The answer should consist of all the records, copied exactly.

Start of Block

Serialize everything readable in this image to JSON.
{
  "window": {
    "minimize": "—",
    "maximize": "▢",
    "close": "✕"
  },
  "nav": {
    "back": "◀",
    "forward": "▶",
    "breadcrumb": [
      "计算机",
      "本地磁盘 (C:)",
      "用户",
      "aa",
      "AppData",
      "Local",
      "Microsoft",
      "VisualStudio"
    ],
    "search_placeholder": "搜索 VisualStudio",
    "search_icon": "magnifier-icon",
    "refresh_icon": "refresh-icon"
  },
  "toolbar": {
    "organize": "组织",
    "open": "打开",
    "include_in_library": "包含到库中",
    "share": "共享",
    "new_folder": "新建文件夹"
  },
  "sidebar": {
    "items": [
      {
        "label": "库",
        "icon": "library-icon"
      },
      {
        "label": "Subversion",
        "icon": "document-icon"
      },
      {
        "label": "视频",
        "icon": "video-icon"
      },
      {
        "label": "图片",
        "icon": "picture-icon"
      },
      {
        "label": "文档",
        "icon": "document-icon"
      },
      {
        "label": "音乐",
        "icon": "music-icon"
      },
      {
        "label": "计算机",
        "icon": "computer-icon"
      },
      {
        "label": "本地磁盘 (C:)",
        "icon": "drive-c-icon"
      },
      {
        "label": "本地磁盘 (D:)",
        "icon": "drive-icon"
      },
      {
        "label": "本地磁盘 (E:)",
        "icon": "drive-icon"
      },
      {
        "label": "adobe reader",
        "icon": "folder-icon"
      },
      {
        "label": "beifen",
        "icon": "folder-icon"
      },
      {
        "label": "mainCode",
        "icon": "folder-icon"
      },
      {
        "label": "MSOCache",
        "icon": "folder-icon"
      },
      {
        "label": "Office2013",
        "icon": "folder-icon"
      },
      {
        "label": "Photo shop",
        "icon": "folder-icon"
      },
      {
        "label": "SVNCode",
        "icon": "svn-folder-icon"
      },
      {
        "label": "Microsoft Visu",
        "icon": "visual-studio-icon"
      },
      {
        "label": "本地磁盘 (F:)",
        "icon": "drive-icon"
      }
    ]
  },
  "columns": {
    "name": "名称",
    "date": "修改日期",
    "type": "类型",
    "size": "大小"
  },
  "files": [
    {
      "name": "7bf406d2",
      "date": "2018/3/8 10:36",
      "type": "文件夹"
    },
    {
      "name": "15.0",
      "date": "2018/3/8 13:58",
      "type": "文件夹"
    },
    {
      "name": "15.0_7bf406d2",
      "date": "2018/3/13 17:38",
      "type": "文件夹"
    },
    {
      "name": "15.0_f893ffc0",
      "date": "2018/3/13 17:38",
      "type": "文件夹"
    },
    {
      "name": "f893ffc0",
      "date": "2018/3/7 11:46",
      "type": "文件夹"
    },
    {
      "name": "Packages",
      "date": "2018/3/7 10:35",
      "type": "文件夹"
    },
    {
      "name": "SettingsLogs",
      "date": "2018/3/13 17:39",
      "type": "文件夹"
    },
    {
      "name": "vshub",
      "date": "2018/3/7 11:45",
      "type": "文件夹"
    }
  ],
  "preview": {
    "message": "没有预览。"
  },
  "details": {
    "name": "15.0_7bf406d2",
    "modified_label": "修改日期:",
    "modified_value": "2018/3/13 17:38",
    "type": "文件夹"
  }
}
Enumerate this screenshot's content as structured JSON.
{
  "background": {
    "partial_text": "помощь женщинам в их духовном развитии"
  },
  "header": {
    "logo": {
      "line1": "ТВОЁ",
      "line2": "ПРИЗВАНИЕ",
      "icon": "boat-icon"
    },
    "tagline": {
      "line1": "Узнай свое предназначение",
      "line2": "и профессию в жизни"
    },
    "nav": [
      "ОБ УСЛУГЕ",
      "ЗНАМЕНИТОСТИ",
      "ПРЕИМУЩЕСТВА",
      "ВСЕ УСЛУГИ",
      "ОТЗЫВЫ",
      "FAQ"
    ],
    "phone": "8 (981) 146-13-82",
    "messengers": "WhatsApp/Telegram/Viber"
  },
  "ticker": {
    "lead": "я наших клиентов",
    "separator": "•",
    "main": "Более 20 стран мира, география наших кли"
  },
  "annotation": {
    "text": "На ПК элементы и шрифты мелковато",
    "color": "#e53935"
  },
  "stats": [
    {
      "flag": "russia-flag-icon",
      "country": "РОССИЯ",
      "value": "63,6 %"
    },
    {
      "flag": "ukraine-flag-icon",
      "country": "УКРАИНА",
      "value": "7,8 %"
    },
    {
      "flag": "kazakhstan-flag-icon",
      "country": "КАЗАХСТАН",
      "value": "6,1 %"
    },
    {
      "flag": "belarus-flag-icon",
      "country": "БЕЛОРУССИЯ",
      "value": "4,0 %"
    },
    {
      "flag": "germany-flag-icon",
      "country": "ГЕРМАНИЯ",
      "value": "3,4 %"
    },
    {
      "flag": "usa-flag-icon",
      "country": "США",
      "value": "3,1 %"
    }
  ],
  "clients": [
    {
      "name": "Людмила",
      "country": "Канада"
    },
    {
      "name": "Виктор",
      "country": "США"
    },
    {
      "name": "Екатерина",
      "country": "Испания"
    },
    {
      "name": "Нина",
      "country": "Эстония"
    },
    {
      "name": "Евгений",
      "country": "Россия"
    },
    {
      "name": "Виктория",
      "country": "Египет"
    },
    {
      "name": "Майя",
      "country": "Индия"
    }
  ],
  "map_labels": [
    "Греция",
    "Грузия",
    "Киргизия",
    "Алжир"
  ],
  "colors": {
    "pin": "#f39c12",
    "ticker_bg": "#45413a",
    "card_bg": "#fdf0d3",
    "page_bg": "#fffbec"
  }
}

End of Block

Finished task
Serialize everything readable in this image to JSON.
{
  "window": {
    "minimize": "—",
    "maximize": "▢",
    "close": "✕"
  },
  "nav": {
    "back": "◀",
    "forward": "▶",
    "breadcrumb": [
      "计算机",
      "本地磁盘 (C:)",
      "用户",
      "aa",
      "AppData",
      "Local",
      "Microsoft",
      "VisualStudio"
    ],
    "search_placeholder": "搜索 VisualStudio",
    "search_icon": "magnifier-icon",
    "refresh_icon": "refresh-icon"
  },
  "toolbar": {
    "organize": "组织",
    "open": "打开",
    "include_in_library": "包含到库中",
    "share": "共享",
    "new_folder": "新建文件夹"
  },
  "sidebar": {
    "items": [
      {
        "label": "库",
        "icon": "library-icon"
      },
      {
        "label": "Subversion",
        "icon": "document-icon"
      },
      {
        "label": "视频",
        "icon": "video-icon"
      },
      {
        "label": "图片",
        "icon": "picture-icon"
      },
      {
        "label": "文档",
        "icon": "document-icon"
      },
      {
        "label": "音乐",
        "icon": "music-icon"
      },
      {
        "label": "计算机",
        "icon": "computer-icon"
      },
      {
        "label": "本地磁盘 (C:)",
        "icon": "drive-c-icon"
      },
      {
        "label": "本地磁盘 (D:)",
        "icon": "drive-icon"
      },
      {
        "label": "本地磁盘 (E:)",
        "icon": "drive-icon"
      },
      {
        "label": "adobe reader",
        "icon": "folder-icon"
      },
      {
        "label": "beifen",
        "icon": "folder-icon"
      },
      {
        "label": "mainCode",
        "icon": "folder-icon"
      },
      {
        "label": "MSOCache",
        "icon": "folder-icon"
      },
      {
        "label": "Office2013",
        "icon": "folder-icon"
      },
      {
        "label": "Photo shop",
        "icon": "folder-icon"
      },
      {
        "label": "SVNCode",
        "icon": "svn-folder-icon"
      },
      {
        "label": "Microsoft Visu",
        "icon": "visual-studio-icon"
      },
      {
        "label": "本地磁盘 (F:)",
        "icon": "drive-icon"
      }
    ]
  },
  "columns": {
    "name": "名称",
    "date": "修改日期",
    "type": "类型",
    "size": "大小"
  },
  "files": [
    {
      "name": "7bf406d2",
      "date": "2018/3/8 10:36",
      "type": "文件夹"
    },
    {
      "name": "15.0",
      "date": "2018/3/8 13:58",
      "type": "文件夹"
    },
    {
      "name": "15.0_7bf406d2",
      "date": "2018/3/13 17:38",
      "type": "文件夹"
    },
    {
      "name": "15.0_f893ffc0",
      "date": "2018/3/13 17:38",
      "type": "文件夹"
    },
    {
      "name": "f893ffc0",
      "date": "2018/3/7 11:46",
      "type": "文件夹"
    },
    {
      "name": "Packages",
      "date": "2018/3/7 10:35",
      "type": "文件夹"
    },
    {
      "name": "SettingsLogs",
      "date": "2018/3/13 17:39",
      "type": "文件夹"
    },
    {
      "name": "vshub",
      "date": "2018/3/7 11:45",
      "type": "文件夹"
    }
  ],
  "preview": {
    "message": "没有预览。"
  },
  "details": {
    "name": "15.0_7bf406d2",
    "modified_label": "修改日期:",
    "modified_value": "2018/3/13 17:38",
    "type": "文件夹"
  }
}
Enumerate this screenshot's content as structured JSON.
{
  "background": {
    "partial_text": "помощь женщинам в их духовном развитии"
  },
  "header": {
    "logo": {
      "line1": "ТВОЁ",
      "line2": "ПРИЗВАНИЕ",
      "icon": "boat-icon"
    },
    "tagline": {
      "line1": "Узнай свое предназначение",
      "line2": "и профессию в жизни"
    },
    "nav": [
      "ОБ УСЛУГЕ",
      "ЗНАМЕНИТОСТИ",
      "ПРЕИМУЩЕСТВА",
      "ВСЕ УСЛУГИ",
      "ОТЗЫВЫ",
      "FAQ"
    ],
    "phone": "8 (981) 146-13-82",
    "messengers": "WhatsApp/Telegram/Viber"
  },
  "ticker": {
    "lead": "я наших клиентов",
    "separator": "•",
    "main": "Более 20 стран мира, география наших кли"
  },
  "annotation": {
    "text": "На ПК элементы и шрифты мелковато",
    "color": "#e53935"
  },
  "stats": [
    {
      "flag": "russia-flag-icon",
      "country": "РОССИЯ",
      "value": "63,6 %"
    },
    {
      "flag": "ukraine-flag-icon",
      "country": "УКРАИНА",
      "value": "7,8 %"
    },
    {
      "flag": "kazakhstan-flag-icon",
      "country": "КАЗАХСТАН",
      "value": "6,1 %"
    },
    {
      "flag": "belarus-flag-icon",
      "country": "БЕЛОРУССИЯ",
      "value": "4,0 %"
    },
    {
      "flag": "germany-flag-icon",
      "country": "ГЕРМАНИЯ",
      "value": "3,4 %"
    },
    {
      "flag": "usa-flag-icon",
      "country": "США",
      "value": "3,1 %"
    }
  ],
  "clients": [
    {
      "name": "Людмила",
      "country": "Канада"
    },
    {
      "name": "Виктор",
      "country": "США"
    },
    {
      "name": "Екатерина",
      "country": "Испания"
    },
    {
      "name": "Нина",
      "country": "Эстония"
    },
    {
      "name": "Евгений",
      "country": "Россия"
    },
    {
      "name": "Виктория",
      "country": "Египет"
    },
    {
      "name": "Майя",
      "country": "Индия"
    }
  ],
  "map_labels": [
    "Греция",
    "Грузия",
    "Киргизия",
    "Алжир"
  ],
  "colors": {
    "pin": "#f39c12",
    "ticker_bg": "#45413a",
    "card_bg": "#fdf0d3",
    "page_bg": "#fffbec"
  }
}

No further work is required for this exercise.